On Wednesday, Saudi Arabia made its first public comments on the case, condemning the plot outlined by the Americans but stopping short of taking any action to sever or downgrade relations with Iran. The Saudis are renowned for their conservatism in taking action, and pointedly, the country’s statement followed a similar response by the secretary general of the Saudi-led Gulf Cooperation Council.

The statement , carried by the Saudi Press Agency, called the plot described by the American attorney general “outrageous and heinous.” It urged other Arab and Muslim countries and “the international community” to “assume their responsibilities relating to these terrorist acts and the attempts to threaten the stability of countries as well as international peace and security.”

In London, Prince Turki al-Faisal, a former Saudi ambassador to the United States, said that Iran should take the accusations seriously and prosecute the Iranians who concocted the plot.

“Whoever is responsible for this in the Iranian government will hopefully be brought to justice by Iranian authorities, no matter how high the level of that person is,” said the prince, now the chairman of the King Faisal Center for Research and Islamic Studies, in remarks at an energy industry conference.

At the United Nations on Wednesday, Susan E. Rice, the American ambassador, began holding individual briefings for Security Council members on details of the suspected plot. She was joined by a team of experts from the Justice Department and other branches of the American government, according to Mark Kornblau, the spokesman for the United States mission.

“We want to make sure that all members of the Security Council will have full information on what was a serious plot to assassinate an ambassador on U.S. soil,” Mr. Kornblau said.

There was no immediate plan by the United States to ask the council to do anything, Security Council diplomats said. Although the council sometimes pronounces on terrorist attacks, issuing a statement on an individual suspected plot would be unusual.

Even allies of the United States, while noting that they had no reason to doubt the allegations, said they were eager to ask questions about further evidence. But the general attitude seemed to be to wait to hear what Ms. Rice had to say.

“It looks rather bizarre, but I am not an expert,” said Vitaly Churkin, the Russian ambassador to the United Nations.

The Iranian envoy, Mohammad Khazaee, sent a letter to Secretary-General Ban Ki-Moon denying the allegations and complaining about what he called the disruptive role of the United States — a common response from Tehran.

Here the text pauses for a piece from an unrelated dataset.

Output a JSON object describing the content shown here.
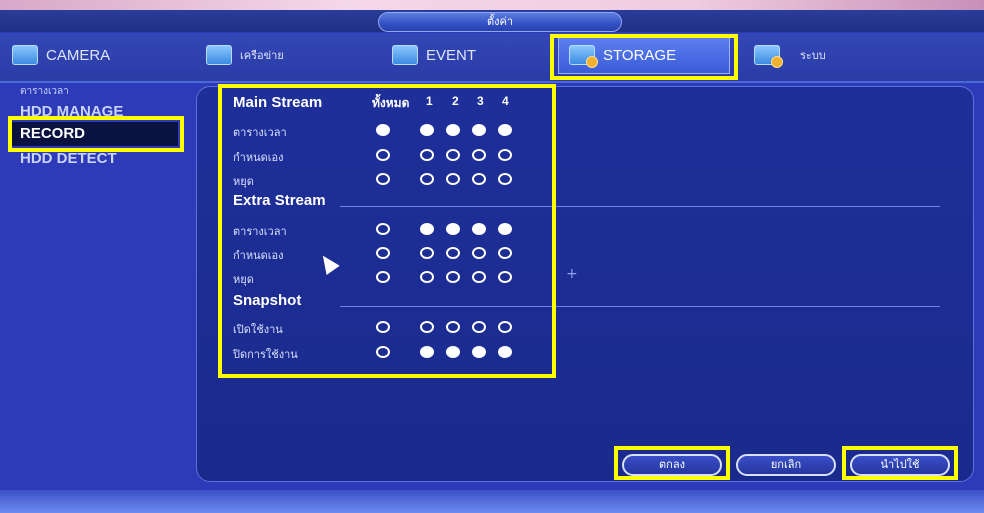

“The Iranian nation seeks a world free from terrorism and considers the current U.S. warmongering and propaganda machine against Iran as a threat not just against itself but to the peace and stability in the Persian Gulf region,” the letter said, adding that Iran “underlines its determination to maintain its friendly relations with all regional countries, particularly with its Muslim neighbors.”

As part of the United States response to the suspected plot, the Treasury Department declared on Wednesday that the Iranian airline Mahan Air had provided “financial, material and technological support” to the Quds Force as well as Hezbollah, the Iranian-backed militia in South Lebanon. The Treasury finding bars American citizens from having any commercial and financial transactions with the company, and freezes any assets it may have in the United States.

A statement on the Treasury Department’s Web site said that Mahan Air had secretly ferried Quds operatives “to and from Iran and Syria for military training,” and had transported “personnel, weapons and goods” on behalf of Hezbollah.

It quoted David S. Cohen, an under secretary for terrorism and financial intelligence, as saying: “Following the revelation about the IRGC-QF’s use of the international financial system to fund its murder-for-hire plot, today’s action highlights further the undeniable risks of doing business with Iran.”
Team Zissou

I first heard this story on NPR/Morning Edition. The reporters were peeing in their pants: the Quds are marching on the Lower East Side and about to ship Aunt Eva and Uncle Ari off to the camps.